Harrop Pike 

Looking toward Harrop Pike.

Harrop Pike Summit Cairn 

Harrop Pike Summit Cairn.

Looking down to Longsleddale from Grey Crag Summit 

Grey Crag cairn, looking down into Longsleddale.

I’m not sure that I’ve ever visited the little cairned and knobbly top of Grey Crag before, but it turned out to be another victory for Birkett Bagging – a lonely spot with great views of Longsleddale and the hills across the valley, and, more distantly, of the Coniston Fells.

Longsleddale and Great Howe 

From there I picked a way through the very broken crags heading towards Great Howe, which is the high point of the broad sweep of ridge on the right of this photo. Although not evidently a ‘summit’ in any way, Great Howe is another little gem with fantastic views of the wooded slopes and patchwork fields of the lower part of Longsleddale. I took photos, but they were into the low winter sun and so not particularly successful. Great Howe has two more survey pillars, but both are slightly below the ridge and on this occasion I didn’t feel inclined to detour to investigate, besides which I was working to a deadline.

Tarn Crag from Great Howe 

Tarn Crag from Great Howe.

Grey Crag from Great Howe 

Grey Crag from Great Howe.

Upper Longsleddale from Great Howe 

Upper Longsleddale from Great Howe

The slopes between Great Howe and Longsleddale are pretty steep and crags abound. When I arrived back at the car, I could see that it is possible to take what looked like a pleasant route down the ridge and via a stile down across the fields directly to Sadgill, but from above, knowing that this wasn’t access land, I opted for a more tricky descent back to the Gatescarth track. I once climbed Tarn Crag by following Galeforth Gill, a route which I can recommend. Now I took a line down and across the hillside towards that Gill.

Goat Scar, Kentmere Pike and Longsleddale 

Goat Scar, Kentmere Pike, Harter Fell and Upper Longsleddale again.

A perfectly placed gap in the crags brought me safely down to the gill a little way below an impressive waterfall. (If you choose to follow Galeforth Gill up Tarn Crag you can avoid the fall by diverting into the gully on the right, or possibly by following the tributary stream on the left.)

Galeforth Gill 

The stream bed and the rocks beside it were coated in a fascinating variety of ice formations.

Icicles by Galeforth Gill 

I was particularly impressed by these ice coated grass blades.

Ice coated grass blades, by Galeforth Gill 

Goat Scar and Longsleddale 

A final view of Goat Scar and Longsleddale.

Sadgill Bridge, River Sprint

Sadgill.
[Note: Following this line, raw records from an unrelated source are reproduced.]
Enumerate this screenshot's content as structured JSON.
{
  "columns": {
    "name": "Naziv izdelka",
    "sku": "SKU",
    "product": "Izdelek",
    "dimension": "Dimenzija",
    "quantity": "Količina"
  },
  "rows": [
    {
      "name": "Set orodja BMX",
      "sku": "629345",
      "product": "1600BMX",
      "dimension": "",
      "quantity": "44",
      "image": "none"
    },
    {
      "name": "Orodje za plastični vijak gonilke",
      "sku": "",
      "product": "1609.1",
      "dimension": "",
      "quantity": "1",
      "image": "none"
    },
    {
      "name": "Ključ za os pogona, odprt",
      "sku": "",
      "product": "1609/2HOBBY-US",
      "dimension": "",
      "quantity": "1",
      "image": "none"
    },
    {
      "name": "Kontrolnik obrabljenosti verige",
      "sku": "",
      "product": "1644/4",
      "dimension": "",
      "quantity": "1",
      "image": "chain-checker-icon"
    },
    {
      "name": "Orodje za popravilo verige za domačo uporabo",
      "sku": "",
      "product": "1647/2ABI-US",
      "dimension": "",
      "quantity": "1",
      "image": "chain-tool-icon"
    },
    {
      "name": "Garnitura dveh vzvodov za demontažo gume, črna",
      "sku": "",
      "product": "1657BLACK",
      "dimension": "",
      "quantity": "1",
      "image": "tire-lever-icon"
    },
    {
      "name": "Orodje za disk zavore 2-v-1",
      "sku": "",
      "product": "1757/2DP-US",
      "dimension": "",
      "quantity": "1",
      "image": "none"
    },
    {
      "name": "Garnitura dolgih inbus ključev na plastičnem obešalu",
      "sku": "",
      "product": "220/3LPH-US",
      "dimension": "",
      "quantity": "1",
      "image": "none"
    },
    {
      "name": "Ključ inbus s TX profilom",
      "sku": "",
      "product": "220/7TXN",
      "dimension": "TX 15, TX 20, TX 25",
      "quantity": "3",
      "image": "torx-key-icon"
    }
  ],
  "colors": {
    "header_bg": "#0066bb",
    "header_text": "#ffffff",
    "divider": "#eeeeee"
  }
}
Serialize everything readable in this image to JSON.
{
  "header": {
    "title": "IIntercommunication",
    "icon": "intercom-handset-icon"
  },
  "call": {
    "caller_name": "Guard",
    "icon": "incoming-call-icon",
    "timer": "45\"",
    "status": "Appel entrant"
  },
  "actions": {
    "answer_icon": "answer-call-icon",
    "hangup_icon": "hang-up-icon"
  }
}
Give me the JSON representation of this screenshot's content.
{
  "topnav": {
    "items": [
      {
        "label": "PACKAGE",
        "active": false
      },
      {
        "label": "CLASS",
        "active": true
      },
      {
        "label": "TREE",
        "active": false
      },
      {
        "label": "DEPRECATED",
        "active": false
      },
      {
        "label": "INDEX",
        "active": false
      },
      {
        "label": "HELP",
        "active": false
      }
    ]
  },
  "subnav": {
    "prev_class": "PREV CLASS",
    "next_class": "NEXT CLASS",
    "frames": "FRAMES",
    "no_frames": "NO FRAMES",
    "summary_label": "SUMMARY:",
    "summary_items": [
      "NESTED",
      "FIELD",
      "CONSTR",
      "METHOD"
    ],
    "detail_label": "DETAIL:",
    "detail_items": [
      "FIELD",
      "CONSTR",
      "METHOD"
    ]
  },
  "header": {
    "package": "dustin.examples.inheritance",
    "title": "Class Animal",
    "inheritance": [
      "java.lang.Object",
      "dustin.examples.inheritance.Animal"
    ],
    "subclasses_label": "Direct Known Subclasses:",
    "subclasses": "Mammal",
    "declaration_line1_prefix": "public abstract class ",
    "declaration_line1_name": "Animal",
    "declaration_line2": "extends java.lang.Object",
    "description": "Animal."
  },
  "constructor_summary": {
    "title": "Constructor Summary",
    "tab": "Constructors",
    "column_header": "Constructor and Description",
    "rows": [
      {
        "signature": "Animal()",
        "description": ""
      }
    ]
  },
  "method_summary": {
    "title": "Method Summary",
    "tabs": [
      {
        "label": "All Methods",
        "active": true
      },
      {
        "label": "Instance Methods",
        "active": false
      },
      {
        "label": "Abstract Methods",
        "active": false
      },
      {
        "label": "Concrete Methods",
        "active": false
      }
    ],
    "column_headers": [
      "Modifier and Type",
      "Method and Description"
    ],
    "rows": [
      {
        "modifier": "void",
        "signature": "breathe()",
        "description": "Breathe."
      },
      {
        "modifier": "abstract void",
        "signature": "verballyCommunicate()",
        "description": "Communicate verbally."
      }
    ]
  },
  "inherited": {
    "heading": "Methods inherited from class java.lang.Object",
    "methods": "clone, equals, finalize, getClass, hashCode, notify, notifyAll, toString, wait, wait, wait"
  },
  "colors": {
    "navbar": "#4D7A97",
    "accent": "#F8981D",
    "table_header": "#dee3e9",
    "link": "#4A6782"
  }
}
A very quiet walk – I saw no other walkers at all until I reached the Gatescarth track, shortly before I got back to my car. There were now fourteen cars parked at the road end at Sadgill. I chatted to chap who was sitting in the boot of his 4 by 4 tying his bootlaces, evidently about to set-off.

“What’s like up there?” he wanted to know.

“Fantastic. Frozen, everything’s frozen. Not much snow, but what there is, is firm and a pleasure to walk on.”

“Cold?”

“Oh, yes – extremely cold.”

I was home again by midday.

After lunch B and his pal wanted to me to take them for some tree-climbing and den-building in Eaves Wood. Then B and I watched the thrilling Calcutta Cup match on the telly together. Finally we rounded off a marvellous day with a meal at Cinnamon Spice Restaurant in the village. Two walks, a rugby international and a curry, and it wasn’t even my Birthday.

Throw those curtains wide……

A wee map:

Tarn Crag Walk

An Early Bird on Sleddale Fell

Floating Gold

Floating Gold

Down on the South Coast, sea birds found washed onto beaches are coated in a waxy substance thought to be palm-oil washed from a tanker in the English Channel. Meanwhile, closer to home, a dog walker has found a lump of what he believes to be ambergris washed up on Morecambe beach.

Floating Gold II 

After a bright and sunny afternoon, I rushed home this evening to try to catch the sunset at the Cove. I just about made it.

The tide was in, and the sea flat calm and mirror smooth.

Clifftop trees

I didn’t find any ambergris, but I’m not complaining.

Here’s a link to a local TV news report about the ambergris:

http://www.bbc.co.uk/news/uk-england-lancashire-21254718

Floating Gold